…In February 2011, Bush was forced to cancel a scheduled appearance in Geneva, Switzerland after human rights groups filed a criminal complaint charging him with violating international treaties against torture.
His trouble increased dramatically a year ago when Bush — along with former Vice President Dick Cheney, former Defense Secretary Donald Rumsfeld, and several other top Bush administration officials — were convicted of war crimes in absentia by a special war crimes tribunal in Kuala Lumpur, Malaysia.
The Kuala Lumpur War Crimes Tribunal was convened and conducted according to internationally recognized procedures and rules of evidence, and the week-long hearing ended with the five-member panel unanimously delivering guilty verdicts.
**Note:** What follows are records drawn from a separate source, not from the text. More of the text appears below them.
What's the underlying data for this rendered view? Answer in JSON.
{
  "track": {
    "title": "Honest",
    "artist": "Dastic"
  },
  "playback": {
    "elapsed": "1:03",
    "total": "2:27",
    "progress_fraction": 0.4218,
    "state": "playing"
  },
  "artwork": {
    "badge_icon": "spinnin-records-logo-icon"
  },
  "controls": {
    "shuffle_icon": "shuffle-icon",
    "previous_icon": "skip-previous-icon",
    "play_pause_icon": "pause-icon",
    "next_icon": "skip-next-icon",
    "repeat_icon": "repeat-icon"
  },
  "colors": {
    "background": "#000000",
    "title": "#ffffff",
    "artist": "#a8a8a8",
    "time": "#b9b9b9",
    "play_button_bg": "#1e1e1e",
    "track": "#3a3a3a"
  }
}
What is the significance of that tribunal? Is its verdict legally binding? Are there troublesome aspects to the idea that a foreign tribunal can sit in judgment of a U.S. President — whatever we may think of his actions? We will discuss these vitally important questions with Dr. Francis Boyle, a professor of international law at the University of Illinois College of Law. He served as a prosecutor at the tribunal.